** PROBLEM STATEMENT **
Output every entry exactly as given.

Element data from apps and pages:
_ _ _ _
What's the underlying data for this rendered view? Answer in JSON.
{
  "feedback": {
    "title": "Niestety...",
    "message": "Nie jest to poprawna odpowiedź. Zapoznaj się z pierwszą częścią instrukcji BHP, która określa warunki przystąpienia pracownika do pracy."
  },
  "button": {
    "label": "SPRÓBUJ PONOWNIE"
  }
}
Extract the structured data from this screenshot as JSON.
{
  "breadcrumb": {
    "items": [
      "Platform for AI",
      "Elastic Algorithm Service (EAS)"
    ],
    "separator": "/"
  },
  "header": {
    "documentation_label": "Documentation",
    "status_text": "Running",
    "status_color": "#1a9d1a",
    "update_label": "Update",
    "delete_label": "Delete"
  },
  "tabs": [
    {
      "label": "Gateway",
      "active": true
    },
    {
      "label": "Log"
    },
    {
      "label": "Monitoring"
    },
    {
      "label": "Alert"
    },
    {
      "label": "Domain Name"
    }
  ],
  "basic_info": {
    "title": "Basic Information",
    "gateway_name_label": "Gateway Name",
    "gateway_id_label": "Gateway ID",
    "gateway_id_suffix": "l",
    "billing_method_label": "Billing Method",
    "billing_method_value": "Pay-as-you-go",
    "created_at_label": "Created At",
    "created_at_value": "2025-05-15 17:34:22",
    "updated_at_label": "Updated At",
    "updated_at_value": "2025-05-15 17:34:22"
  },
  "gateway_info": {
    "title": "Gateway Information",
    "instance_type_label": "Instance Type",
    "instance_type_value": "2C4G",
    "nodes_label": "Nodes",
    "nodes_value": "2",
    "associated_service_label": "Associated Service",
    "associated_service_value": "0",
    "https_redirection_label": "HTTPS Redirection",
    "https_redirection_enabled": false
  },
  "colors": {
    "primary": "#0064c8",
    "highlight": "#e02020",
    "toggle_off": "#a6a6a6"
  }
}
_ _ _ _
** REPLY TO THE EXERCISE **
What's the underlying data for this rendered view? Answer in JSON.
{
  "feedback": {
    "title": "Niestety...",
    "message": "Nie jest to poprawna odpowiedź. Zapoznaj się z pierwszą częścią instrukcji BHP, która określa warunki przystąpienia pracownika do pracy."
  },
  "button": {
    "label": "SPRÓBUJ PONOWNIE"
  }
}
Extract the structured data from this screenshot as JSON.
{
  "breadcrumb": {
    "items": [
      "Platform for AI",
      "Elastic Algorithm Service (EAS)"
    ],
    "separator": "/"
  },
  "header": {
    "documentation_label": "Documentation",
    "status_text": "Running",
    "status_color": "#1a9d1a",
    "update_label": "Update",
    "delete_label": "Delete"
  },
  "tabs": [
    {
      "label": "Gateway",
      "active": true
    },
    {
      "label": "Log"
    },
    {
      "label": "Monitoring"
    },
    {
      "label": "Alert"
    },
    {
      "label": "Domain Name"
    }
  ],
  "basic_info": {
    "title": "Basic Information",
    "gateway_name_label": "Gateway Name",
    "gateway_id_label": "Gateway ID",
    "gateway_id_suffix": "l",
    "billing_method_label": "Billing Method",
    "billing_method_value": "Pay-as-you-go",
    "created_at_label": "Created At",
    "created_at_value": "2025-05-15 17:34:22",
    "updated_at_label": "Updated At",
    "updated_at_value": "2025-05-15 17:34:22"
  },
  "gateway_info": {
    "title": "Gateway Information",
    "instance_type_label": "Instance Type",
    "instance_type_value": "2C4G",
    "nodes_label": "Nodes",
    "nodes_value": "2",
    "associated_service_label": "Associated Service",
    "associated_service_value": "0",
    "https_redirection_label": "HTTPS Redirection",
    "https_redirection_enabled": false
  },
  "colors": {
    "primary": "#0064c8",
    "highlight": "#e02020",
    "toggle_off": "#a6a6a6"
  }
}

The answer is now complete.